Karen asked me if I could do a post on wearing Red – as she bought a pair of red shoes in Paris, and was thinking that maybe they looked a bit ‘clownish’ – so here are some tips.
Red comes in many guises – from bright to dusky, from warm to cool, light to dark. The right red will make our skin glow with health, the wrong red will make us look like Rudolf the red nose reindeer. Check which reds suit you best by holding up a host of different reds under your face in good lighting, and dropping each in turn and watch as the colours change how your skin reacts to the particular shades, tints and tones of red.
Some of the garments and accessories that work best in this flamboyant colour are red coats – what a great way to liven up a dull winter day, red shoes and red handbags. These all team really well with neutrals from black and grey, brown and camel, navy and white. It’s so hard to go wrong by mixing red with a neutral.
Unless you have a very dramatic personality, red is not usually great to be worn head to toe, keep it to one garment at a time, or 2-3 accessories (shoes, belt, necklace for example). Too much red can overwhelm us and aggravate our senses. Red has been show to stimulate and give us an appetite, but it can start to annoy if overused.
Softer reds are easier on the eye and less bothersome to look at for long periods of time. As we age, we usually need to soften down the reds we wear – check to see if your red is wearing you or you are wearing the red, by shutting your eyes and then opening them – is your gaze drawn to your face or the red garment? If it’s to the garment, consider toning down the colour, it will make you look slimmer and younger than a too bright red.
If you have red shoes, team them with some flattering neutrals, and play a game of dot-to-dot, drawing the gaze from the shoes up the body via belt, necklace, bracelet, top or earrings to your beautiful face. If you wear all neutrals and then just red shoes, our gaze will get stuck on your feet. Avoid wearing more than 3 red accents at one time – no need for overkill.
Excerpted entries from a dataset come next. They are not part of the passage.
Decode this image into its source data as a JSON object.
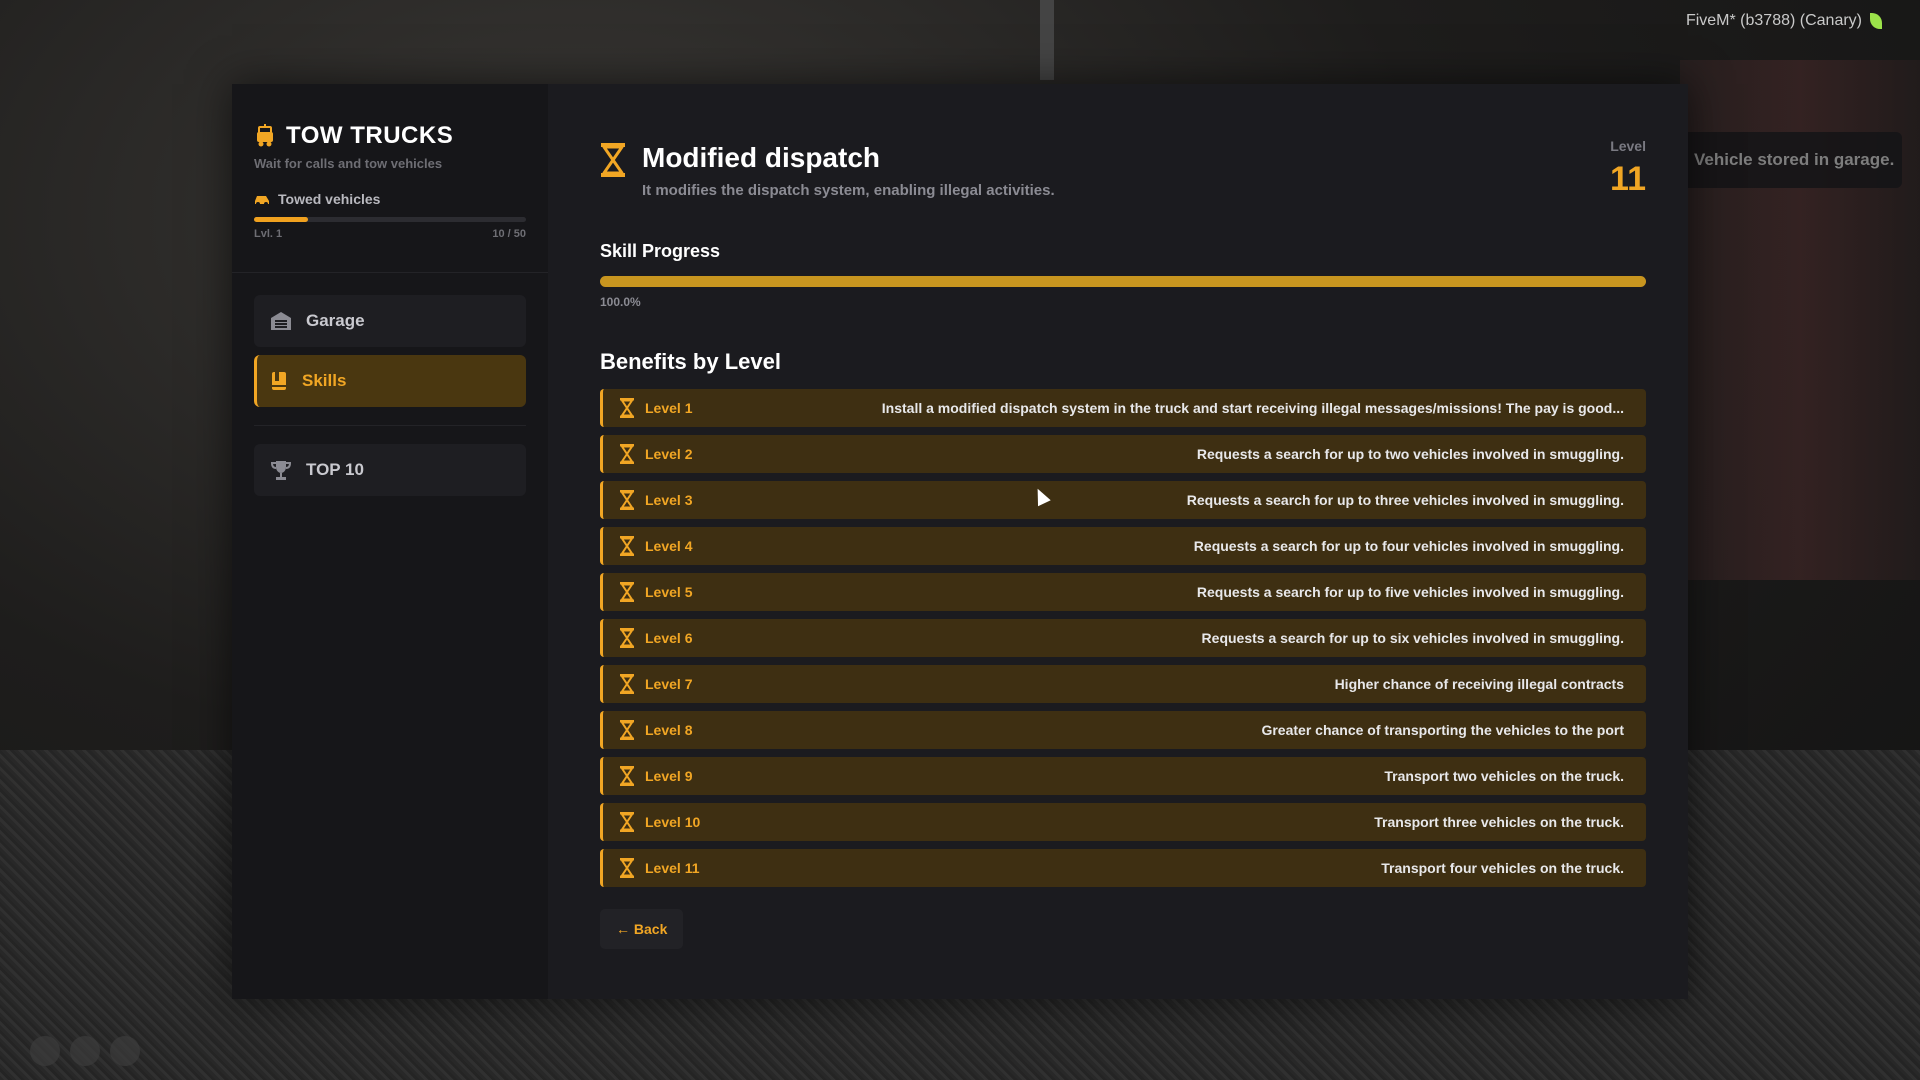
{
  "app": {
    "title": "TOW TRUCKS",
    "subtitle": "Wait for calls and tow vehicles",
    "accent": "#f1a624"
  },
  "overlay": {
    "client": "FiveM* (b3788) (Canary)",
    "toast": "Vehicle stored in garage."
  },
  "progress": {
    "label": "Towed vehicles",
    "level": "Lvl. 1",
    "count": "10 / 50",
    "fraction": 0.2
  },
  "nav": [
    {
      "label": "Garage",
      "icon": "garage-icon",
      "active": false
    },
    {
      "label": "Skills",
      "icon": "book-icon",
      "active": true
    },
    {
      "label": "TOP 10",
      "icon": "trophy-icon",
      "active": false
    }
  ],
  "skill": {
    "name": "Modified dispatch",
    "description": "It modifies the dispatch system, enabling illegal activities.",
    "level_label": "Level",
    "level_value": "11",
    "progress_title": "Skill Progress",
    "progress_percent_text": "100.0%",
    "progress_fraction": 1.0
  },
  "benefits": {
    "title": "Benefits by Level",
    "rows": [
      {
        "level": "Level 1",
        "text": "Install a modified dispatch system in the truck and start receiving illegal messages/missions! The pay is good..."
      },
      {
        "level": "Level 2",
        "text": "Requests a search for up to two vehicles involved in smuggling."
      },
      {
        "level": "Level 3",
        "text": "Requests a search for up to three vehicles involved in smuggling."
      },
      {
        "level": "Level 4",
        "text": "Requests a search for up to four vehicles involved in smuggling."
      },
      {
        "level": "Level 5",
        "text": "Requests a search for up to five vehicles involved in smuggling."
      },
      {
        "level": "Level 6",
        "text": "Requests a search for up to six vehicles involved in smuggling."
      },
      {
        "level": "Level 7",
        "text": "Higher chance of receiving illegal contracts"
      },
      {
        "level": "Level 8",
        "text": "Greater chance of transporting the vehicles to the port"
      },
      {
        "level": "Level 9",
        "text": "Transport two vehicles on the truck."
      },
      {
        "level": "Level 10",
        "text": "Transport three vehicles on the truck."
      },
      {
        "level": "Level 11",
        "text": "Transport four vehicles on the truck."
      }
    ]
  },
  "actions": {
    "back_label": "← Back"
  }
}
Choose your reds from the same family – bright and cool with bright and cool, avoid mixing warm and cool reds for best effect.
Do you like to wear red?